In addition to surgical correction, nonsurgical options exist for SUI. To date, the only pharmacologic agent to have shown efficacy for this condition is duloxetine. Duloxetine is a balanced serotonin and norepinephrine reuptake inhibitor approved by the US Food and Drug Administration (FDA) for the treatment of major depressive disorders, generalized anxiety disorders, and pain caused by fibromyalgia or diabetic neuropathy. It also has been noted in animal studies to increase bladder storage capacity and urethral striated muscle sphincter function through its effects on the central spinal cord.5
In a number of double-blind, placebo-controlled, randomized trials duloxetine has been shown to significantly improve symptoms of stress incontinence compared with placebo.6-9 For example, in the North American study of duloxetine conducted by Dmochowski, et al, women receiving duloxetine 40 mg twice daily were shown to have a 51% decrease in weekly incontinence episodes compared with a 27% reduction in patients receiving placebo. In addition, significant increases in quality-of-life measure subscales (ie, avoidance/limiting behavior, psychosocial and social embarrassment) were seen in the duloxetine-treated patients. These results were tempered by the fact that 24% of patients discontinued duloxetine because of adverse side effects (eg, nausea, fatigue, insomnia, somnolence, dizziness, and blurred vision) compared with 4% of placebo-treated patients.6

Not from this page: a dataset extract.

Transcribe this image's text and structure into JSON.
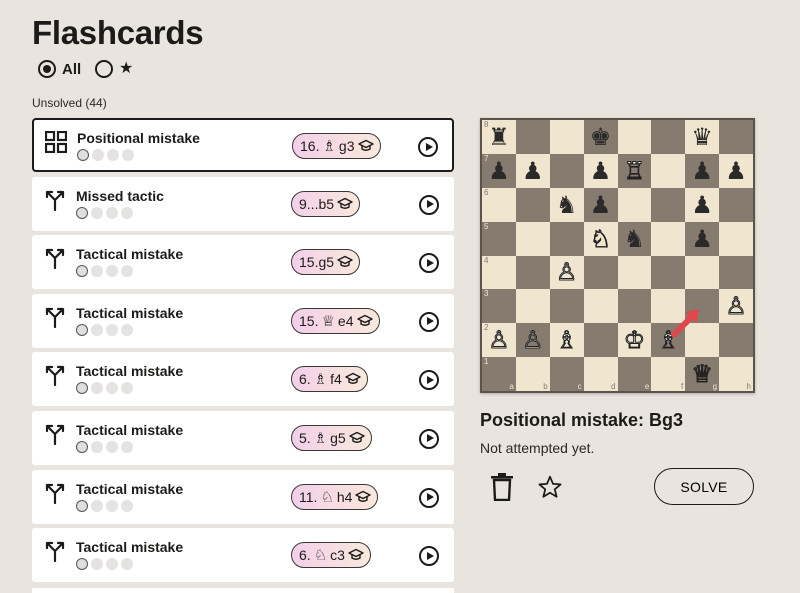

Duloxetine was approved for the treatment of stress incontinence by the European Union in 2004. In the United States, however, a black box warning issued by the FDA related to potential increases in suicidal ideation with duloxetine led the manufacturers to withdraw their application for approval of the additional indication of duloxetine for the treatment of stress incontinence. Thus, any treatment of stress incontinence in the United States with duloxetine therapy is considered off-label usage.
Other nonsurgical treatments
The current mainstays of nonsurgical therapy for SUI are pelvic floor muscle training, pessary devices, and behavioral or lifestyle modifications such as weight loss, fluid restriction, and avoidance of stressful maneuvers. Each of these approaches has been shown to have efficacy in motivated patients,10 and in our practice these are always offered as first-line approaches to any willing patient.
In patients who are able to properly perform Kegel maneuvers, we typically prescribe a self-directed exercise program. Pelvic floor muscle training is offered in combination with biofeedback training if the patient demonstrates an inability to properly perform a Kegel maneuver on exam or requests treatment by a physical therapist. Patients who do not achieve satisfactory symptom control with nonsurgical therapy or who are unwilling to participate in more conservative treatments generally are offered surgical therapy.